The other place in the area that is well worth a visit is Lake Camecuaro with its 300-year old cypress groves. It’s a well-kept park with a wonderful lake and lots of places for picnicking. Crystal clear natural springs maintain pools of water that are well-stocked with fish. It’s a great place to walk and take pictures with all those wonderful reflections in the clear water. Or you can rent a boat and spend an hour or two on the lake.
The park is quiet during the week but is well-filled with picnickers on Saturdays and Sundays.
Also, just a short walk from the park entrance is a good hotel, Meson del Lago. It’s a place I feel I can heartily recommend to anyone for a night’s stay.
I must make a confession before closing. It’s simply that, after praising all those preparations for the parade in Patamban, I have to admit that our group did not elect to stay to see the parade. We took a vote and the feeling was that the parade started too late in the afternoon and there were far too many vehicles – thousands, in fact, – waiting to leave the area once it was over that we could be stuck there until far into the night. So we voted to get started on our three-hour drive back to Ajijic. And – what the heck! – we’d seen a lot that day.
I think, however, there was a feeling that some of us might return next year and stay an extra day so that we could hang around and see the actual parade. And even though there were a lot of people in town, it wasn’t that difficult to get around.
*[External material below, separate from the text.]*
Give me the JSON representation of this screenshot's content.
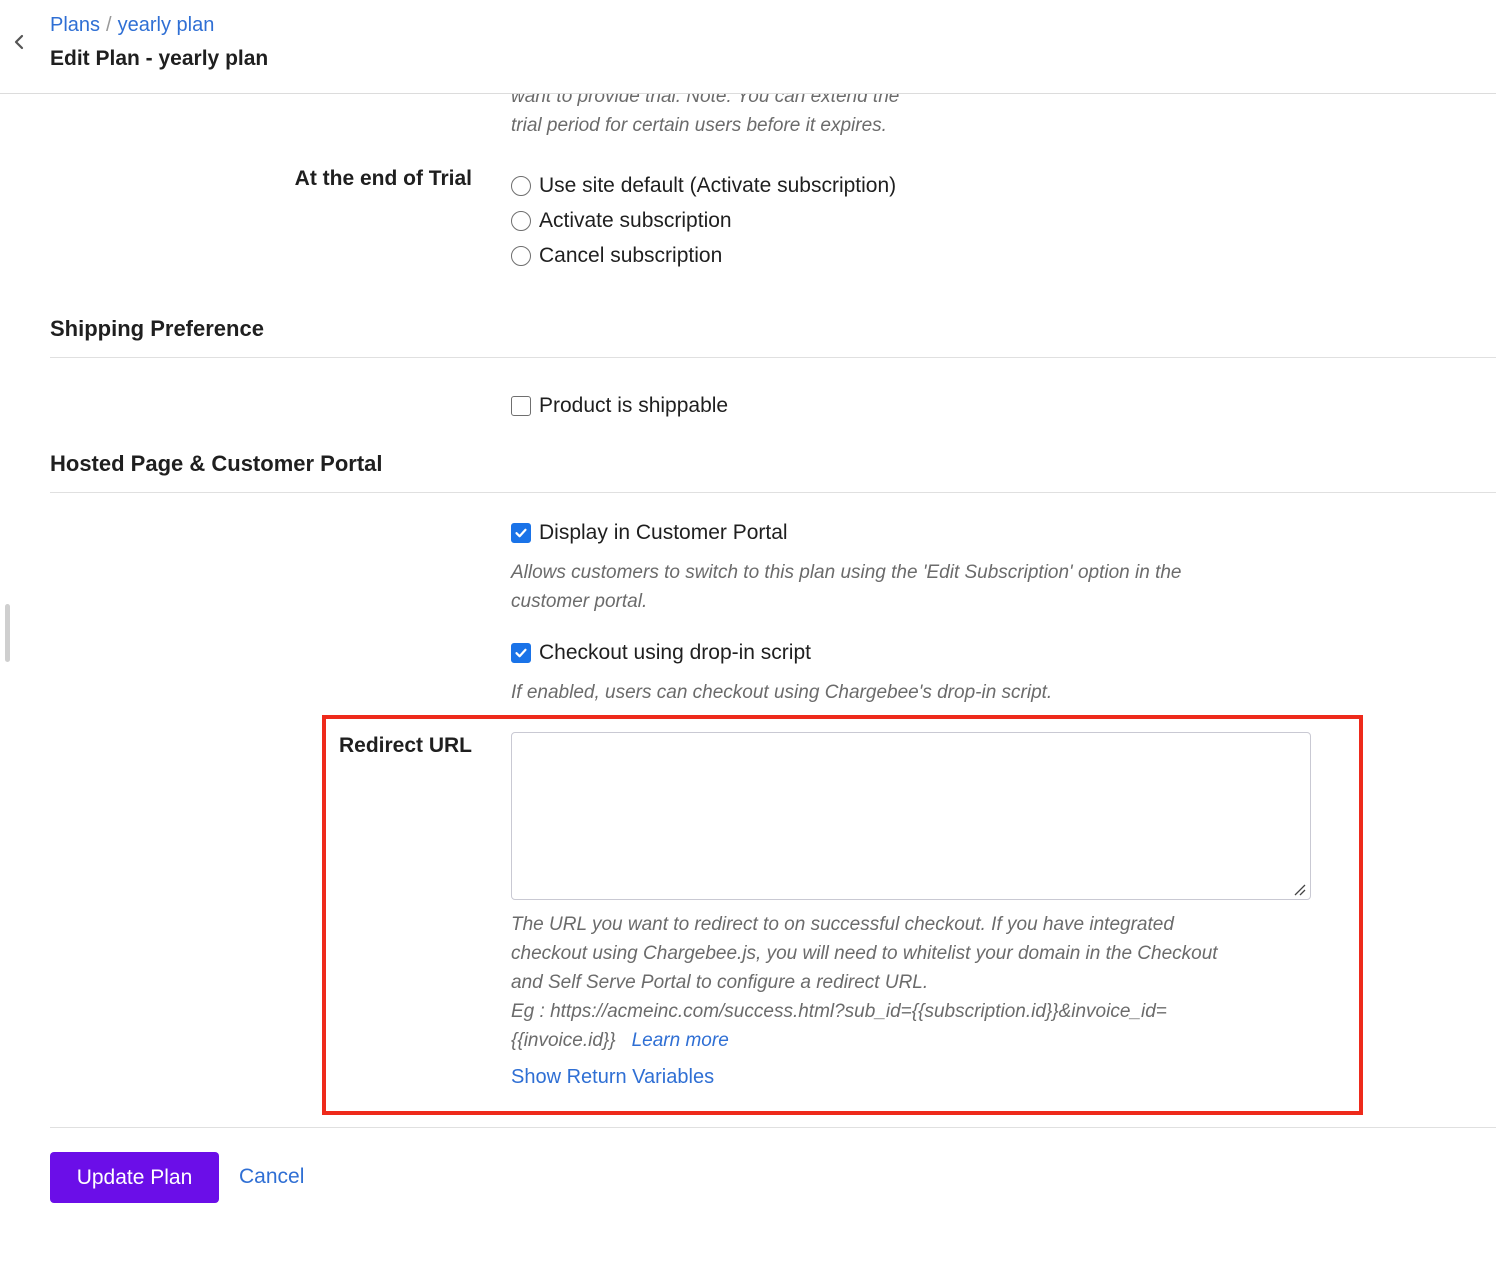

In any event, if you’re looking for a unique sort of excursion in Mexico next October let me recommend a visit to the area. It’s a pleasant drive and the countryside in that part of Michoacán is green and beautiful and well cultivated and one sees flowers everywhere.
The Patamban floral carpets fiesta is held every year on the Roman Catholic Feast of Christ the King, the last Sunday of October (in most years that is the Sunday before The Day of the Dead). The hotel Meson del Lago is well worth a night’s stopover.
And – who knows? – maybe we’ll see you there.